What About Tomorrow?

     We like to plan, don’t we? We want to have all our ducks in a row. Like the Scouts of old we want to be prepared. We plan with our money, our jobs, our time, our relationships, we plan it all out. Trouble is, we don’t know the first thing about what is going to happen tomorrow.

     Do not misunderstand; I am not opposed to planning. I do a little of it myself. We all have to do some planning for tomorrow in order to get anything done. What can cause us problems is thinking that in some way our plans will always work out the way we think they should. When they don’t we get all sorts of disappointed, down and disgusted. We might remember as I often do the line from Robert Burns about the best laid plans of mice and men.

     A better source of guidance is the Bible. God’s Word is designed by Him to equip us for all eventualities, even those we do not see coming. The Lord Himself discussed the matter in Matthew 6:19-34. The passage concludes with these words: “Take therefore no thought for the morrow: for the morrow shall take thought for the things of itself. Sufficient unto the day is the evil thereof.”

     One of the best passages on the subject of planning is from James. We understand that the James who wrote the Biblical epistle was the half brother of the Lord and came to be an elder in the church in Jerusalem.
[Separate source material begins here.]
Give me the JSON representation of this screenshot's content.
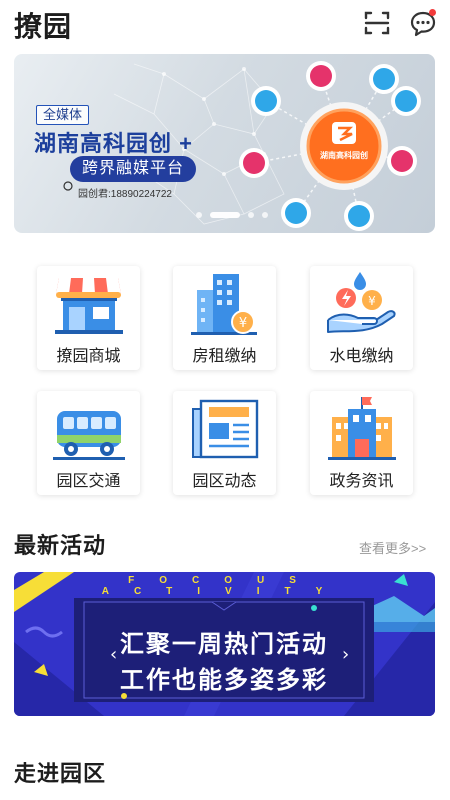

We see what kind of man he was by reading his speech at the Jerusalem meeting recorded by Luke in Acts 15:13-21. He was a decisive individual, well acquainted with Scripture and able to boil an issue down to its essential points. He did this in Jerusalem and he did it in his epistle to the twelve tribes.

     Consider as an example of James’s straightforwardness the second verse of the letter: “My brethren, count it all joy when you fall into divers temptations.” He does not mince words, here or elsewhere. People have a tendency to whine and complain when trials come into their lives. James tells us just to quit that and count it all joy. “The trying of your faith works patience.” Trials and temptations are part of life. Don’t let them surprise you. Look them square in the eye and deal with them relying all the while on the Lord.

     Then we come to James 4:13-15. “Go to now, ye that say, Today or tomorrow, we will go into such a city and continue there a year, and buy and sell and get gain. Whereas ye know not what shall be on the morrow. For what is your life? It is even a vapour, that appeareth for a little time, and then vanisheth away. For that ye ought to say, If the Lord will, we shall live, and do this, or that.”

    
Here is the principle about planning as well as the way to apply that principle. Life as a vapor and we are not guaranteed any time here at all. The day we live is all we have and we may not get all of that. How do we apply this sobering principle? By saying and meaning about all our plans, “If the Lord will.” We are not prohibited from planning. Indeed here James even encourages doing “this and that.” We are commanded, however, to place our plans in the context of the characteristics of this life. I can make a good plan but I had better know the whole time that everything is up to the Lord. This world is not our home.

     Some folks try to live without God. They even rejoice in being on their own (James 4:16). This attitude is not only wrong and foolish, it is evil. James closes this section with a reminder for those of us who know these truths but don’t obey them: “Therefore to him that knoweth to do good and doeth it not, to him it is sin” (James 4:17).